Excerpts from a dataset:
╔══
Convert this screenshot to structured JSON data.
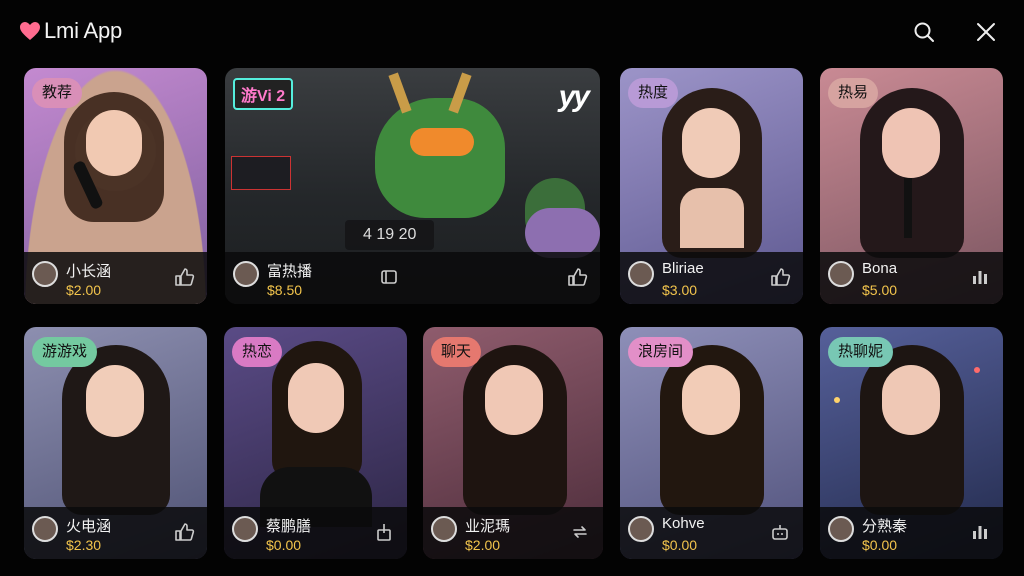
{
  "app": {
    "title": "Lmi App",
    "accent": "#ff5a8a"
  },
  "top_icons": {
    "search": "search-icon",
    "close": "close-icon"
  },
  "cards": [
    {
      "tag": "教荐",
      "tag_color": "#d98fb8",
      "name": "小长涵",
      "price": "$2.00",
      "action_icon": "thumbs-up-icon",
      "bg": "#9b6fb1"
    },
    {
      "tag": "",
      "name": "富热播",
      "price": "$8.50",
      "action_icon": "square-icon",
      "bg": "#2a2c2e",
      "is_game": true,
      "game_badge": "游Vi 2",
      "game_logo": "yy",
      "score": "4 19 20"
    },
    {
      "tag": "热度",
      "tag_color": "#b89ad6",
      "name": "Bliriae",
      "price": "$3.00",
      "action_icon": "thumbs-up-icon",
      "bg": "#7e76b3"
    },
    {
      "tag": "热易",
      "tag_color": "#d6a3a0",
      "name": "Bona",
      "price": "$5.00",
      "action_icon": "chart-icon",
      "bg": "#a9707c"
    },
    {
      "tag": "游游戏",
      "tag_color": "#74c9a0",
      "name": "火电涵",
      "price": "$2.30",
      "action_icon": "thumbs-up-icon",
      "bg": "#6a6b8a"
    },
    {
      "tag": "热恋",
      "tag_color": "#d97ac4",
      "name": "蔡鹏膳",
      "price": "$0.00",
      "action_icon": "bar-icon",
      "bg": "#4e3f6e"
    },
    {
      "tag": "聊天",
      "tag_color": "#e5786f",
      "name": "业泥瑪",
      "price": "$2.00",
      "action_icon": "repeat-icon",
      "bg": "#7a4c63"
    },
    {
      "tag": "浪房间",
      "tag_color": "#e28fc8",
      "name": "Kohve",
      "price": "$0.00",
      "action_icon": "cup-icon",
      "bg": "#5f5f8c"
    },
    {
      "tag": "热聊妮",
      "tag_color": "#78c7b4",
      "name": "分熟秦",
      "price": "$0.00",
      "action_icon": "chart-icon",
      "bg": "#3b4a7a"
    }
  ]
}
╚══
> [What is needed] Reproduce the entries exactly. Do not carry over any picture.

> [Exercise solution]
Convert this screenshot to structured JSON data.
{
  "app": {
    "title": "Lmi App",
    "accent": "#ff5a8a"
  },
  "top_icons": {
    "search": "search-icon",
    "close": "close-icon"
  },
  "cards": [
    {
      "tag": "教荐",
      "tag_color": "#d98fb8",
      "name": "小长涵",
      "price": "$2.00",
      "action_icon": "thumbs-up-icon",
      "bg": "#9b6fb1"
    },
    {
      "tag": "",
      "name": "富热播",
      "price": "$8.50",
      "action_icon": "square-icon",
      "bg": "#2a2c2e",
      "is_game": true,
      "game_badge": "游Vi 2",
      "game_logo": "yy",
      "score": "4 19 20"
    },
    {
      "tag": "热度",
      "tag_color": "#b89ad6",
      "name": "Bliriae",
      "price": "$3.00",
      "action_icon": "thumbs-up-icon",
      "bg": "#7e76b3"
    },
    {
      "tag": "热易",
      "tag_color": "#d6a3a0",
      "name": "Bona",
      "price": "$5.00",
      "action_icon": "chart-icon",
      "bg": "#a9707c"
    },
    {
      "tag": "游游戏",
      "tag_color": "#74c9a0",
      "name": "火电涵",
      "price": "$2.30",
      "action_icon": "thumbs-up-icon",
      "bg": "#6a6b8a"
    },
    {
      "tag": "热恋",
      "tag_color": "#d97ac4",
      "name": "蔡鹏膳",
      "price": "$0.00",
      "action_icon": "bar-icon",
      "bg": "#4e3f6e"
    },
    {
      "tag": "聊天",
      "tag_color": "#e5786f",
      "name": "业泥瑪",
      "price": "$2.00",
      "action_icon": "repeat-icon",
      "bg": "#7a4c63"
    },
    {
      "tag": "浪房间",
      "tag_color": "#e28fc8",
      "name": "Kohve",
      "price": "$0.00",
      "action_icon": "cup-icon",
      "bg": "#5f5f8c"
    },
    {
      "tag": "热聊妮",
      "tag_color": "#78c7b4",
      "name": "分熟秦",
      "price": "$0.00",
      "action_icon": "chart-icon",
      "bg": "#3b4a7a"
    }
  ]
}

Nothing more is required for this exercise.